This week is jobs week. Not Steve Jobs–last week was his, with blowout Apple earnings and the announcement of the slick new iPad. Real jobs–remember those? Where people actually get to go to work and earn a paycheck.
This week’s data include the ADP report, today’s initial unemployment claims number and Friday’s payroll employment report along with several other reports (ISM manufacturing, ISM non-manufacturing, and factory orders) that give further color on the subject. Add them all together and what do you get? Blah! Positive but crappy growth–not enough to meaningfully increase employment. That will still have to wait for the banks to start lending to small businesses. And no, they haven’t started yet.
The ADP National Employment report, released yesterday, estimates that January nonfarm private employment fell by 22K jobs, the smallest drop since January, 2008. 19K of the 22K lost jobs were at large firms; small ones did better (-3K). Goods producers lost jobs (-60K); service companies added jobs (+38K). Manufacturing lost 25K jobs, the smallest in two years. Take this with a grain of salt, however. ADP reports have overstated the Labor Department’s estimate of private payroll job losses by 500K in last six months of 2009.
Friday’s employment report is likely to show no loss, or even a small gain of 10K jobs or so. That’s better than getting poked in the eye with a sharp stick but don’t expect any parades.
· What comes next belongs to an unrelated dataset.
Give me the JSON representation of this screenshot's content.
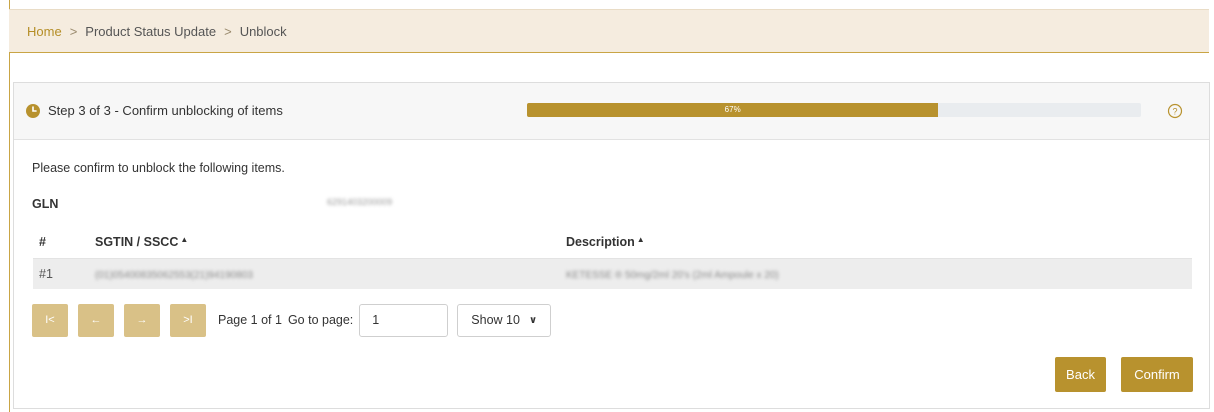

That’s because on Friday the Labor Department is also going to release one of their strange revisions for the year from April 2008 to March 2009. It’s going to be a whopper. They will report that March 2009 employment was actually 824K lower than they had previously reported.
The culprit is the faulty business birth/death model the Labor Dept. uses to correct for a bias in their data collection method. They collect establishment employment data by calling a list of known businesses. That list shrinks over time by attrition, however, as some companies die from natural causes. Others came into business too, of course, but they didn’t get the phone call because the Labor Dept. doesn’t know who they are, which would tend to make the job numbers shrink even if employment didn’t. So they “correct” the data by assuming that, more or less, the births offset the deaths causing them to add a fudge factor (+55K jobs/month from April 2008 to March 2009) to the data to make up for the missing new company jobs.
Unfortunately, it doesn’t always go that way. Shockingly, more companies die during recessions that are born (duh). So they are going to take all those fudge factors out in tomorrow’s number. Hence, the -824K revision. But wait, as they say on the infomercials, there’s more. This revision only takes us up to last March. The Labor Dept. gurus added another +900K in fudge factors in the months since then.
Confused yet? (I certainly am.) Bloomberg has a very elegant and easy to understand graphical explanation of this on their website. The real issue, of course, is how many people will understand all this when the number is released at 8:30AM EST tomorrow morning. My guess is not all of them will, which is not good news for tomorrow’s stock prices.
Take all this together and you get a picture of an economy that is growing, but not by enough to light the job market on fire. As this week’s ISM Manufacturing and ISM Non-Manfacturing reports show, the strong recovery in manufacturing has not yet shown up in the service sector. I don’t think that can happen until the banks are open for business again later this year.